3) Would you be willing to publicly back the petition, which has received over 100,000 signatures and thus can be considered for debate in Parliament?
4) What do you consider to be the biggest issues facing women in your constituency, and what are you doing to aid them?
Nothing nothing nothing la la la I can’t hear you!
It frustrates me that this response is basically a defence of doing nothing. As it stands currently, sanitary products (excluding incontinence pads) are taxed at 5% VAT, the “lowest” rate (the real lowest of course being zero, handily overlooked by Mr McPartland) allowed by EU VAT law.
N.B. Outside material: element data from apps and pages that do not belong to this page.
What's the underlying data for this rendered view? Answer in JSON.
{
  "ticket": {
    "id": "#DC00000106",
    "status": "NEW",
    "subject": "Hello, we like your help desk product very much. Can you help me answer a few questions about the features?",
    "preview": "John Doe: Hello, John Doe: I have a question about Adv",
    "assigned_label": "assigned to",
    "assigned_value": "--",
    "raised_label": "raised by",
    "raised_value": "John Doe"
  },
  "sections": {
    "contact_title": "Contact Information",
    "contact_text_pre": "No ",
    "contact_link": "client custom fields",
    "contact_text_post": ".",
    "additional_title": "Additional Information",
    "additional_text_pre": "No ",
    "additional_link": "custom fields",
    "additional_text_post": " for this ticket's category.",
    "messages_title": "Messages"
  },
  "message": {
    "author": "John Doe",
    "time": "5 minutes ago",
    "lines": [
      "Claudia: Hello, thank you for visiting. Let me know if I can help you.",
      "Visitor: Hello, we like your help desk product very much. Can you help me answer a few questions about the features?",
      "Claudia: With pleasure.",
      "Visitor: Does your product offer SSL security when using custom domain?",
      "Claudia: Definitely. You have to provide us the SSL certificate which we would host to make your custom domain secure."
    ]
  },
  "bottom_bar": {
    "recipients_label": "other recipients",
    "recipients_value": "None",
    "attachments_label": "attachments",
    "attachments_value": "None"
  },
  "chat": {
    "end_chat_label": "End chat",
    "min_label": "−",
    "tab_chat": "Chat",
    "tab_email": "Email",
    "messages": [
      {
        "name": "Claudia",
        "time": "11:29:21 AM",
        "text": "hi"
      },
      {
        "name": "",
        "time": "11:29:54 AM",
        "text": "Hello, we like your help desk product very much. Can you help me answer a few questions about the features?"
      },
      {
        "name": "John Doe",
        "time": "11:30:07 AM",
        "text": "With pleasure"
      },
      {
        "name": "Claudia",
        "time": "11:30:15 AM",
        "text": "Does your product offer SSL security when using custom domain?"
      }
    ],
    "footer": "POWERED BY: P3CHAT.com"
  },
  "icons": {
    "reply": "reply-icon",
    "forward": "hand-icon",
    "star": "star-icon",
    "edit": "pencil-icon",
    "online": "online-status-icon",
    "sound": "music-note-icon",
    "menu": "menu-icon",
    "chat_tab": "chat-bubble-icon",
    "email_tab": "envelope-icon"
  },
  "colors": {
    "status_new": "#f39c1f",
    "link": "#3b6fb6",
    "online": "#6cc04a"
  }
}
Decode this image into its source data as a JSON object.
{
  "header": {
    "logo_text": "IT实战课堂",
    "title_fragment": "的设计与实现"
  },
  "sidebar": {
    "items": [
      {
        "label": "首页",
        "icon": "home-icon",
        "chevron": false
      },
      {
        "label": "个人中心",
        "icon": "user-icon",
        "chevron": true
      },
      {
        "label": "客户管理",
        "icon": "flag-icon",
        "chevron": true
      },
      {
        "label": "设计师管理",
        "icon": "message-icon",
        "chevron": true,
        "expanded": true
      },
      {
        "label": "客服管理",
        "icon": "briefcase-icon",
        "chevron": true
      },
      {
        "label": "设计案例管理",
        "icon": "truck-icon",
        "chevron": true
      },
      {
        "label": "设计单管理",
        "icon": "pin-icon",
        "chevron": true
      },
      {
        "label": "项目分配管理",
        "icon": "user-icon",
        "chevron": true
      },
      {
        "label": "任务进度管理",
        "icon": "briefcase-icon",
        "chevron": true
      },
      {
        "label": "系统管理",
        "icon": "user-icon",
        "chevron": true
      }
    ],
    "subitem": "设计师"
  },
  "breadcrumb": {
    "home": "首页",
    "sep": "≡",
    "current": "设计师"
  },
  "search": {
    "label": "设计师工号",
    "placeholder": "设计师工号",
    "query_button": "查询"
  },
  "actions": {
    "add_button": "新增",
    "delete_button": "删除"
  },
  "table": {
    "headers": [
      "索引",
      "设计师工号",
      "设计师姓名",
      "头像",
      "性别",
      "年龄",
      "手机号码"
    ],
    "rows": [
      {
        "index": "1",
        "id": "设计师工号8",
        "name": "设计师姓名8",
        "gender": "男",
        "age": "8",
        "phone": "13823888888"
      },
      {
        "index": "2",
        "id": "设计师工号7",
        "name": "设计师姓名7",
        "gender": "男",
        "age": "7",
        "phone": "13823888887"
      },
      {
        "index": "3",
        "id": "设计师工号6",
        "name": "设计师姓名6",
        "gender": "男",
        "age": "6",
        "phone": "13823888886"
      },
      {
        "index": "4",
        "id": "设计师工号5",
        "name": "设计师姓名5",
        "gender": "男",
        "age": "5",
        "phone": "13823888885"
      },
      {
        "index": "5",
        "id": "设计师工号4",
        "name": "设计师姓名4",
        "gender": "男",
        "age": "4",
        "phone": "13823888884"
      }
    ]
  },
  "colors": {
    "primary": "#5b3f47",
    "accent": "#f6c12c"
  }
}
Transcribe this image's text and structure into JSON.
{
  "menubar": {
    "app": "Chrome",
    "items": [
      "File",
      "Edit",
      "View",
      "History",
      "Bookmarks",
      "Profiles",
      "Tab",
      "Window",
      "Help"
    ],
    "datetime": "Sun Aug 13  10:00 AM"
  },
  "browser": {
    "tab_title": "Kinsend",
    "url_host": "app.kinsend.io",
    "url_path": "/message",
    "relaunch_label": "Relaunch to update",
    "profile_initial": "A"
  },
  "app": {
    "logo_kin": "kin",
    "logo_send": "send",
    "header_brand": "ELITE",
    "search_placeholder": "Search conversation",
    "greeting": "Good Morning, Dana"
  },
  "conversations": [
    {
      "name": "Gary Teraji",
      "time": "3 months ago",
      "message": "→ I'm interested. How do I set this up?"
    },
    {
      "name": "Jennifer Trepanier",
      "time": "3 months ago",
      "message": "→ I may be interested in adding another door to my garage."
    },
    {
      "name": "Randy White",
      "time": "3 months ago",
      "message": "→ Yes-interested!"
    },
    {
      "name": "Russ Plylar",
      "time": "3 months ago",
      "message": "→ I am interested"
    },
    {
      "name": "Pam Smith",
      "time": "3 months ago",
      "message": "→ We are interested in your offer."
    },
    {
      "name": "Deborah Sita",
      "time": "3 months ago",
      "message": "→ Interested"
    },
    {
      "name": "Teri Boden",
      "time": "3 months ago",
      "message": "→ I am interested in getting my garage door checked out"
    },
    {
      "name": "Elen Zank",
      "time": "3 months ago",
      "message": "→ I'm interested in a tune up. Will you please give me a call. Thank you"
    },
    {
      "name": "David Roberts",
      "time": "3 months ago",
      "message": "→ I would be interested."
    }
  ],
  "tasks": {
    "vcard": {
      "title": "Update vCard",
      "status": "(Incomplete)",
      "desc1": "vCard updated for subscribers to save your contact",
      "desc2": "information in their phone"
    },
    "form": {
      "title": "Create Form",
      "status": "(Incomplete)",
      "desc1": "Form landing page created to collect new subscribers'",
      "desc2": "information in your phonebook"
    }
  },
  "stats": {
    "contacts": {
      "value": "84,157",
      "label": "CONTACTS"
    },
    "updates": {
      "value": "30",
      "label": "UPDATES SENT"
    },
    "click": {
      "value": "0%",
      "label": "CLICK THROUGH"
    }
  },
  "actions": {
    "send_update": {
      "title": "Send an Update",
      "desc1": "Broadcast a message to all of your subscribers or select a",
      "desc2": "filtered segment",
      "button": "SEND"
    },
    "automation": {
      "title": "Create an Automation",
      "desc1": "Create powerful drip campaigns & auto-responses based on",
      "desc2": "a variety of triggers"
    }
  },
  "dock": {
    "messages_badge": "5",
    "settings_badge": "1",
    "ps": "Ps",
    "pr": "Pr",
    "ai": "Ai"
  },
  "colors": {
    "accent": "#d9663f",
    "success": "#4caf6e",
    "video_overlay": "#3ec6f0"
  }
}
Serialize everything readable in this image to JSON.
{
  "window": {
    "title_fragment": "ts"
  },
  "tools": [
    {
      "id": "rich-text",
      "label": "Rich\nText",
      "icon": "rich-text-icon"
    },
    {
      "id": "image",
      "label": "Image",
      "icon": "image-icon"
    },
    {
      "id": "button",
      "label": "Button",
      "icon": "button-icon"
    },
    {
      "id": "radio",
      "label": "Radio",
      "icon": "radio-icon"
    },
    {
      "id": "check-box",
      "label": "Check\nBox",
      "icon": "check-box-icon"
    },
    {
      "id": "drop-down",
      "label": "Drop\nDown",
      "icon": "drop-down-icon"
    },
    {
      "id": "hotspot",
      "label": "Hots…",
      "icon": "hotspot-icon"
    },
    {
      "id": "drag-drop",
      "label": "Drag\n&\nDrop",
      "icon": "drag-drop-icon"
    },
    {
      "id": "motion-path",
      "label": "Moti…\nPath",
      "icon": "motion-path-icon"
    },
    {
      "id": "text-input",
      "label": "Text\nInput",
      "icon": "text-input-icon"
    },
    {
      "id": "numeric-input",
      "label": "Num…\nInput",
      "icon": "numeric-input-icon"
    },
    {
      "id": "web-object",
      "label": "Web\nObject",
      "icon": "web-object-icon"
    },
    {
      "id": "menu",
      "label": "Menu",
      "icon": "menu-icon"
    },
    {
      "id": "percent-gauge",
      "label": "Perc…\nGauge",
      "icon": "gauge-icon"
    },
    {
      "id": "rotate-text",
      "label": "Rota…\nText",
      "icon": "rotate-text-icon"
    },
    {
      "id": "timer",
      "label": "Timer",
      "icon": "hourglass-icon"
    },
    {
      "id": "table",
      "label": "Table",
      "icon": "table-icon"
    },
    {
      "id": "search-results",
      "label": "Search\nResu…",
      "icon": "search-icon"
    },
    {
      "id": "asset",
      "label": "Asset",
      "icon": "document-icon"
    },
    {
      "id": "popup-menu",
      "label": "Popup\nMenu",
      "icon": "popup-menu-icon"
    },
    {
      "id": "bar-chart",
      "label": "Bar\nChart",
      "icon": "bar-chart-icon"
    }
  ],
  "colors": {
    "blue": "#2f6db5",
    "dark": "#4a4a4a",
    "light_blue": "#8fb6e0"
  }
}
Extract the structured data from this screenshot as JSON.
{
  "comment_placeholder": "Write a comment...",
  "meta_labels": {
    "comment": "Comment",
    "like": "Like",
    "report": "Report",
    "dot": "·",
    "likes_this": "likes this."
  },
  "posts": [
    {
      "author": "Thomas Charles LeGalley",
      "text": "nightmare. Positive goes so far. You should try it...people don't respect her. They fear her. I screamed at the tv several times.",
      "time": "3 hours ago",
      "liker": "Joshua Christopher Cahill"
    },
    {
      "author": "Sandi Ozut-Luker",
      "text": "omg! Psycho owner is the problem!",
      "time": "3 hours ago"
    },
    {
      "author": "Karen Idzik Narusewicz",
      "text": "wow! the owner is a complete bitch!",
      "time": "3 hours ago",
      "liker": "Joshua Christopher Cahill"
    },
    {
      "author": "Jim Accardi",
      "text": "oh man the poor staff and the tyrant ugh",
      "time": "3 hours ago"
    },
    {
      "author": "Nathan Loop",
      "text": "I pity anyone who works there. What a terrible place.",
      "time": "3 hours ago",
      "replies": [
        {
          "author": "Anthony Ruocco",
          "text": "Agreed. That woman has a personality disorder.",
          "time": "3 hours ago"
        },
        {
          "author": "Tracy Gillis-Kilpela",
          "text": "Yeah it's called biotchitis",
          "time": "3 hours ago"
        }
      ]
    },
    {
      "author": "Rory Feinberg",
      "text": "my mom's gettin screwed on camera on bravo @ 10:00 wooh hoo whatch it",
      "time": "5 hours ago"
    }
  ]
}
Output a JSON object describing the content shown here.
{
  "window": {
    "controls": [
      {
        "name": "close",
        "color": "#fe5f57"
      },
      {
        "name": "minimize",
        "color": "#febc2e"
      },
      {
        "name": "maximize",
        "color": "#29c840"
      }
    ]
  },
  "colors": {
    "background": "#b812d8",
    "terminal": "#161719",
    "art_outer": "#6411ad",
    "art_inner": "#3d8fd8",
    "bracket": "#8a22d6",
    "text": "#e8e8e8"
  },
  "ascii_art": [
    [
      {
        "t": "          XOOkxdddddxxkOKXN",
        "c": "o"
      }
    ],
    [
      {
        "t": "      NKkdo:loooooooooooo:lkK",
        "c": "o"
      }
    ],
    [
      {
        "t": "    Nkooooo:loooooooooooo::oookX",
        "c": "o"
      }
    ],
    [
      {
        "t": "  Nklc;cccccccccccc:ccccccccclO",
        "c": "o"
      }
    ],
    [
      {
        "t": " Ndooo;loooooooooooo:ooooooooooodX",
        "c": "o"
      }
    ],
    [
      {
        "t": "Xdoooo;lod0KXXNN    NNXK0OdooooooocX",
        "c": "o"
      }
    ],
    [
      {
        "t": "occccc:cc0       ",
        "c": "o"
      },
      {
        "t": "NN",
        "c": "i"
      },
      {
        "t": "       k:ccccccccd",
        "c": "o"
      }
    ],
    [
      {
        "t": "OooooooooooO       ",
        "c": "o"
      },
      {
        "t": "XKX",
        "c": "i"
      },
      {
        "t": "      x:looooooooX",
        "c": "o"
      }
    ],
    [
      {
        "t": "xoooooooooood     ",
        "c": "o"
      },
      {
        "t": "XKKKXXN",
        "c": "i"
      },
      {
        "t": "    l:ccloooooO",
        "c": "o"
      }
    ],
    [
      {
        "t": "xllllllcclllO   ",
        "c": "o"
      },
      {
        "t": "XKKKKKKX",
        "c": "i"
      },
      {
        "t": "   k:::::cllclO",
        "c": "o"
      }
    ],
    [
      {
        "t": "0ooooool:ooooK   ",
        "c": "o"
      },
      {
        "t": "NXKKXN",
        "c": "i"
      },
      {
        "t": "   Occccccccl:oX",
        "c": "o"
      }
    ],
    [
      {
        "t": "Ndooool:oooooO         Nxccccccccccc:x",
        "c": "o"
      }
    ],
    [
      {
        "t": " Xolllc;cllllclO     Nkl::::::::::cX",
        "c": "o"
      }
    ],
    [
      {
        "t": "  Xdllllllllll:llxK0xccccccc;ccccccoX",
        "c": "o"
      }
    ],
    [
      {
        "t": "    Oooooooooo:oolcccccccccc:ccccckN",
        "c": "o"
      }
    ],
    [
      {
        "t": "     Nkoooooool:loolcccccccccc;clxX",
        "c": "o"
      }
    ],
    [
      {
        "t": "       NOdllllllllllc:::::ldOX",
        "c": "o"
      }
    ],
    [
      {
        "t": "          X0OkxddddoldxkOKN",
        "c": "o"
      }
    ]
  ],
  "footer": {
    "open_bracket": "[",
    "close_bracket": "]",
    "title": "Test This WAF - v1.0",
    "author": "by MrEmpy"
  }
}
You can see this here on VAT Notice 701/18, and you can see what products and services are ranked as more deserving of a zero rate here. When the UK joined the Common Market way back in 1973 (an era not exactly known for its strides in gender equality), sanitary products were taxed at 17.5%, being classed, as we have seen, clearly “non-essential, luxury” items, instead of the hygienic, dignifying necessities we all know them to be. In 2000, after a long campaign, Labour MP Dawn Primarolo successfully changed sanitary taxation to 5%, rightfully saying it was a change brought about for the sake of “fairness”. After the standardisation of tax across member states, no separate member state of the EU may revise VAT reductions without the permission of the Union itself.
To me, this letter from Mr McPartland tells me that the issues I care about are not important enough to fight to change. If the man who claims to “represent everyone” in my town can’t be bothered to raise his voice to his own Party about this issue, and in turn have them raise their voice about this issue in Europe, then who will? I don’t believe for one second that Mr Cameron has sleepless nights over sanitary product taxation. I expect he imagines that he has bigger fish to fry. This worries me, as overlooking an issue as apparently not-worth-fighting-for as this plays into a wider dialectic of the subordination of women’s issues in a still overwhelmingly masculine Parliament. Leave the men to their “serious” issues, to their drones and their expenses, as we bleed painfully, expensively, and silently.
Lucy Mangan, a columnist who often writes on “women’s issues” (and seems, disappointingly, to fear “being seen as one of those female columnists who only writes about periods ’n’ that”), recently wrote in an article for the magazine Stylist that she disagrees with the exemption of sanitary products from tax. She writes,
“this is not the time to be seeking this particular tax cut. This is the time to be demanding no cuts to disability benefits, no forcing jobseekers to work for nothing and effectively gifting giant corporations free labour by a government also hoping to backtrack on the 50p tax rate or no cuts to child benefit. Yes, it’d be lovely to live in a world without a 5% ‘luxury tax’ on something [essential]… But that world isn’t yet here, and is in fact probably receding at speed.”
I refuse to concede, as Mangan does, that “that world isn’t yet here”. We are half the world. Of course there will always be issues that seem more prominent, more immediate, more relevant than the issues that follow us around once a month for forty years. And that, I truly believe, is exactly why we need to carry on campaigning, and to carry on speaking up and out, about the ongoing disparities we face everyday as women, whether it be financially or socially. If we shout loud enough, we can make the likes of Stephen McPartland, David Cameron, and even the Europe Union at large take notice. The inner workings of our pants are a ubiquitous and universal bloody issue!
I urge you to contact your local MP and raise this issue with him or her. (You can find contact details for your local MP here.) And why stop there? Find your local MEP (Member of European Parliament) here and get onto them too! As Harry Potter has shown us, a lot of letters can do a lot of magic.
Until next month,